(RECORD EXCERPTS Opens)
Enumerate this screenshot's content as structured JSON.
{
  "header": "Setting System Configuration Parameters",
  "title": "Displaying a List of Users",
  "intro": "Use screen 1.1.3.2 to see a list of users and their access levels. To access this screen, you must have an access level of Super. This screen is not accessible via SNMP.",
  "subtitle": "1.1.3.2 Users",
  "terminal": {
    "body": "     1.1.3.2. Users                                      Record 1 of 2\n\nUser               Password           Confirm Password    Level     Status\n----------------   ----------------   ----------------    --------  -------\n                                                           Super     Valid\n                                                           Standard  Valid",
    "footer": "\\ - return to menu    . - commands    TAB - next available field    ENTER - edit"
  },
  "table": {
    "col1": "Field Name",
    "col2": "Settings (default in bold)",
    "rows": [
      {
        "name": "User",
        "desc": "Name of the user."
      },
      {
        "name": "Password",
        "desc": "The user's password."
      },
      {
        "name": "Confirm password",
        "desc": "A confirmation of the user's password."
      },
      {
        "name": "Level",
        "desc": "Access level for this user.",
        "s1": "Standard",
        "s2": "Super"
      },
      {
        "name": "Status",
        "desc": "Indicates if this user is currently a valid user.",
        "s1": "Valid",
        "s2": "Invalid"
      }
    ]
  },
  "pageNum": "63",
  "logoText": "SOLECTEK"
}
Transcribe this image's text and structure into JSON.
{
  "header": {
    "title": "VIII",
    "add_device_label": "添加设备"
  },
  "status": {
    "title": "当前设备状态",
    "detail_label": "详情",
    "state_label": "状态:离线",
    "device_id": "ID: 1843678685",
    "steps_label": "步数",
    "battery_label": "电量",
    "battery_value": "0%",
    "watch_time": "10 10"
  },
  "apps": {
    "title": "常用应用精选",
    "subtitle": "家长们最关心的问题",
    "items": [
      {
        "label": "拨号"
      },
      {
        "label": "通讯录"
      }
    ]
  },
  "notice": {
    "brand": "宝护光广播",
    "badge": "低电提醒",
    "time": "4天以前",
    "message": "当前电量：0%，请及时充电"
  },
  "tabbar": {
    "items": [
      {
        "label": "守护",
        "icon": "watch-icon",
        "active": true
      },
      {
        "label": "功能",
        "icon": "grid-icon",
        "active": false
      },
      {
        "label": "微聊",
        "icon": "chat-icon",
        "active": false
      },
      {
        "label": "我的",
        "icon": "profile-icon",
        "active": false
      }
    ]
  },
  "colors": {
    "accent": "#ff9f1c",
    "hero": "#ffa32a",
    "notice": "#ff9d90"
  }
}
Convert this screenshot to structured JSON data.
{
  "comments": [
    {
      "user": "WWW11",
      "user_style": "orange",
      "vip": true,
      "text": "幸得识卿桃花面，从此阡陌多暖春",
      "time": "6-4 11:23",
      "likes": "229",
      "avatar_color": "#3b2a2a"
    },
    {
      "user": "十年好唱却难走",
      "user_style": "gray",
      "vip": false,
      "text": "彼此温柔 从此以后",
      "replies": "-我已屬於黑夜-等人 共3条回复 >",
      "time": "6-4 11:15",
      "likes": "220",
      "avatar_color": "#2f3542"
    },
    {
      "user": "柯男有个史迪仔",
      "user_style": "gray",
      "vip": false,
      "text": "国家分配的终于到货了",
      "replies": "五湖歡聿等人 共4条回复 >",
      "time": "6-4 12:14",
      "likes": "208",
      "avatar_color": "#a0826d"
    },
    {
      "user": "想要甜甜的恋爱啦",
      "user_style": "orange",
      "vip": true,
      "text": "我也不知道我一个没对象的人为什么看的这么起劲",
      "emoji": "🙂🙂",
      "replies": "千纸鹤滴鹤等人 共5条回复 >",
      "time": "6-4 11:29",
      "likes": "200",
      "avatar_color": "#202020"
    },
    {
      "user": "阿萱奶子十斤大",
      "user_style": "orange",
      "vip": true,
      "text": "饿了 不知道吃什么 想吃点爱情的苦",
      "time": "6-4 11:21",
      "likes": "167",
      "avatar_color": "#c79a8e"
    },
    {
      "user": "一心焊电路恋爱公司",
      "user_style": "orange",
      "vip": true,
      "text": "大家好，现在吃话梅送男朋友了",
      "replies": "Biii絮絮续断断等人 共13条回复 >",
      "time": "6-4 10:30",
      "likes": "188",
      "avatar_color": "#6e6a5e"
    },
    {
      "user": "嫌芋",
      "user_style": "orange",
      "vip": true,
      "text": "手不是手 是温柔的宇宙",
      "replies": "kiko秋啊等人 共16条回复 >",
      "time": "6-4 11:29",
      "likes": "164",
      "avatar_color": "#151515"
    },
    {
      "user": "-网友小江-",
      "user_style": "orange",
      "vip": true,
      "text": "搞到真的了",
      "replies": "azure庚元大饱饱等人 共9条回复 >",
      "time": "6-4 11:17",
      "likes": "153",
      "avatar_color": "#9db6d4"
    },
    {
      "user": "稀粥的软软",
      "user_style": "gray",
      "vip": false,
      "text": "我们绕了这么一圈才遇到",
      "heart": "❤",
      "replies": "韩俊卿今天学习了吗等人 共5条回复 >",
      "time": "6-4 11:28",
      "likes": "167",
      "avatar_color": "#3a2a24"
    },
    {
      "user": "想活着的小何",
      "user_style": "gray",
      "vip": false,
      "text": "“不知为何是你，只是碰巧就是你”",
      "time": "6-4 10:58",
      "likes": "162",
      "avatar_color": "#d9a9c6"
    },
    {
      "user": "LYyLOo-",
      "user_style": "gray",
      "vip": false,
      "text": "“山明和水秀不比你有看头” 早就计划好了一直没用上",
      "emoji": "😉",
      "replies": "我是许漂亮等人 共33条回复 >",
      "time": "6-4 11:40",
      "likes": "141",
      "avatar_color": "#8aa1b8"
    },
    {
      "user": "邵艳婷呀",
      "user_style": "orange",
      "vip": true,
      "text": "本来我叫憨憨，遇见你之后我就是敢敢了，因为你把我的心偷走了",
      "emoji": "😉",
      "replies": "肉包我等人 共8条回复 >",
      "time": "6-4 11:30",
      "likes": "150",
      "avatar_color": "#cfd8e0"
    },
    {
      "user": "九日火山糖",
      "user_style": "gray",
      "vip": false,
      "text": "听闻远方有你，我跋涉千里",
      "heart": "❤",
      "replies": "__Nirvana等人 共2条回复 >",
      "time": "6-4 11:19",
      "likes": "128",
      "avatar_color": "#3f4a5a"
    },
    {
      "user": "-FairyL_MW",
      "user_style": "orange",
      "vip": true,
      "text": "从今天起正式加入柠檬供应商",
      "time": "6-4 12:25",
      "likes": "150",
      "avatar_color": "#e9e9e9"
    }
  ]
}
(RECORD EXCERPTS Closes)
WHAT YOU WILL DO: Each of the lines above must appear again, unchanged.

OUTPUT FOR THIS TASK:
Enumerate this screenshot's content as structured JSON.
{
  "header": "Setting System Configuration Parameters",
  "title": "Displaying a List of Users",
  "intro": "Use screen 1.1.3.2 to see a list of users and their access levels. To access this screen, you must have an access level of Super. This screen is not accessible via SNMP.",
  "subtitle": "1.1.3.2 Users",
  "terminal": {
    "body": "     1.1.3.2. Users                                      Record 1 of 2\n\nUser               Password           Confirm Password    Level     Status\n----------------   ----------------   ----------------    --------  -------\n                                                           Super     Valid\n                                                           Standard  Valid",
    "footer": "\\ - return to menu    . - commands    TAB - next available field    ENTER - edit"
  },
  "table": {
    "col1": "Field Name",
    "col2": "Settings (default in bold)",
    "rows": [
      {
        "name": "User",
        "desc": "Name of the user."
      },
      {
        "name": "Password",
        "desc": "The user's password."
      },
      {
        "name": "Confirm password",
        "desc": "A confirmation of the user's password."
      },
      {
        "name": "Level",
        "desc": "Access level for this user.",
        "s1": "Standard",
        "s2": "Super"
      },
      {
        "name": "Status",
        "desc": "Indicates if this user is currently a valid user.",
        "s1": "Valid",
        "s2": "Invalid"
      }
    ]
  },
  "pageNum": "63",
  "logoText": "SOLECTEK"
}
Transcribe this image's text and structure into JSON.
{
  "header": {
    "title": "VIII",
    "add_device_label": "添加设备"
  },
  "status": {
    "title": "当前设备状态",
    "detail_label": "详情",
    "state_label": "状态:离线",
    "device_id": "ID: 1843678685",
    "steps_label": "步数",
    "battery_label": "电量",
    "battery_value": "0%",
    "watch_time": "10 10"
  },
  "apps": {
    "title": "常用应用精选",
    "subtitle": "家长们最关心的问题",
    "items": [
      {
        "label": "拨号"
      },
      {
        "label": "通讯录"
      }
    ]
  },
  "notice": {
    "brand": "宝护光广播",
    "badge": "低电提醒",
    "time": "4天以前",
    "message": "当前电量：0%，请及时充电"
  },
  "tabbar": {
    "items": [
      {
        "label": "守护",
        "icon": "watch-icon",
        "active": true
      },
      {
        "label": "功能",
        "icon": "grid-icon",
        "active": false
      },
      {
        "label": "微聊",
        "icon": "chat-icon",
        "active": false
      },
      {
        "label": "我的",
        "icon": "profile-icon",
        "active": false
      }
    ]
  },
  "colors": {
    "accent": "#ff9f1c",
    "hero": "#ffa32a",
    "notice": "#ff9d90"
  }
}
Convert this screenshot to structured JSON data.
{
  "comments": [
    {
      "user": "WWW11",
      "user_style": "orange",
      "vip": true,
      "text": "幸得识卿桃花面，从此阡陌多暖春",
      "time": "6-4 11:23",
      "likes": "229",
      "avatar_color": "#3b2a2a"
    },
    {
      "user": "十年好唱却难走",
      "user_style": "gray",
      "vip": false,
      "text": "彼此温柔 从此以后",
      "replies": "-我已屬於黑夜-等人 共3条回复 >",
      "time": "6-4 11:15",
      "likes": "220",
      "avatar_color": "#2f3542"
    },
    {
      "user": "柯男有个史迪仔",
      "user_style": "gray",
      "vip": false,
      "text": "国家分配的终于到货了",
      "replies": "五湖歡聿等人 共4条回复 >",
      "time": "6-4 12:14",
      "likes": "208",
      "avatar_color": "#a0826d"
    },
    {
      "user": "想要甜甜的恋爱啦",
      "user_style": "orange",
      "vip": true,
      "text": "我也不知道我一个没对象的人为什么看的这么起劲",
      "emoji": "🙂🙂",
      "replies": "千纸鹤滴鹤等人 共5条回复 >",
      "time": "6-4 11:29",
      "likes": "200",
      "avatar_color": "#202020"
    },
    {
      "user": "阿萱奶子十斤大",
      "user_style": "orange",
      "vip": true,
      "text": "饿了 不知道吃什么 想吃点爱情的苦",
      "time": "6-4 11:21",
      "likes": "167",
      "avatar_color": "#c79a8e"
    },
    {
      "user": "一心焊电路恋爱公司",
      "user_style": "orange",
      "vip": true,
      "text": "大家好，现在吃话梅送男朋友了",
      "replies": "Biii絮絮续断断等人 共13条回复 >",
      "time": "6-4 10:30",
      "likes": "188",
      "avatar_color": "#6e6a5e"
    },
    {
      "user": "嫌芋",
      "user_style": "orange",
      "vip": true,
      "text": "手不是手 是温柔的宇宙",
      "replies": "kiko秋啊等人 共16条回复 >",
      "time": "6-4 11:29",
      "likes": "164",
      "avatar_color": "#151515"
    },
    {
      "user": "-网友小江-",
      "user_style": "orange",
      "vip": true,
      "text": "搞到真的了",
      "replies": "azure庚元大饱饱等人 共9条回复 >",
      "time": "6-4 11:17",
      "likes": "153",
      "avatar_color": "#9db6d4"
    },
    {
      "user": "稀粥的软软",
      "user_style": "gray",
      "vip": false,
      "text": "我们绕了这么一圈才遇到",
      "heart": "❤",
      "replies": "韩俊卿今天学习了吗等人 共5条回复 >",
      "time": "6-4 11:28",
      "likes": "167",
      "avatar_color": "#3a2a24"
    },
    {
      "user": "想活着的小何",
      "user_style": "gray",
      "vip": false,
      "text": "“不知为何是你，只是碰巧就是你”",
      "time": "6-4 10:58",
      "likes": "162",
      "avatar_color": "#d9a9c6"
    },
    {
      "user": "LYyLOo-",
      "user_style": "gray",
      "vip": false,
      "text": "“山明和水秀不比你有看头” 早就计划好了一直没用上",
      "emoji": "😉",
      "replies": "我是许漂亮等人 共33条回复 >",
      "time": "6-4 11:40",
      "likes": "141",
      "avatar_color": "#8aa1b8"
    },
    {
      "user": "邵艳婷呀",
      "user_style": "orange",
      "vip": true,
      "text": "本来我叫憨憨，遇见你之后我就是敢敢了，因为你把我的心偷走了",
      "emoji": "😉",
      "replies": "肉包我等人 共8条回复 >",
      "time": "6-4 11:30",
      "likes": "150",
      "avatar_color": "#cfd8e0"
    },
    {
      "user": "九日火山糖",
      "user_style": "gray",
      "vip": false,
      "text": "听闻远方有你，我跋涉千里",
      "heart": "❤",
      "replies": "__Nirvana等人 共2条回复 >",
      "time": "6-4 11:19",
      "likes": "128",
      "avatar_color": "#3f4a5a"
    },
    {
      "user": "-FairyL_MW",
      "user_style": "orange",
      "vip": true,
      "text": "从今天起正式加入柠檬供应商",
      "time": "6-4 12:25",
      "likes": "150",
      "avatar_color": "#e9e9e9"
    }
  ]
}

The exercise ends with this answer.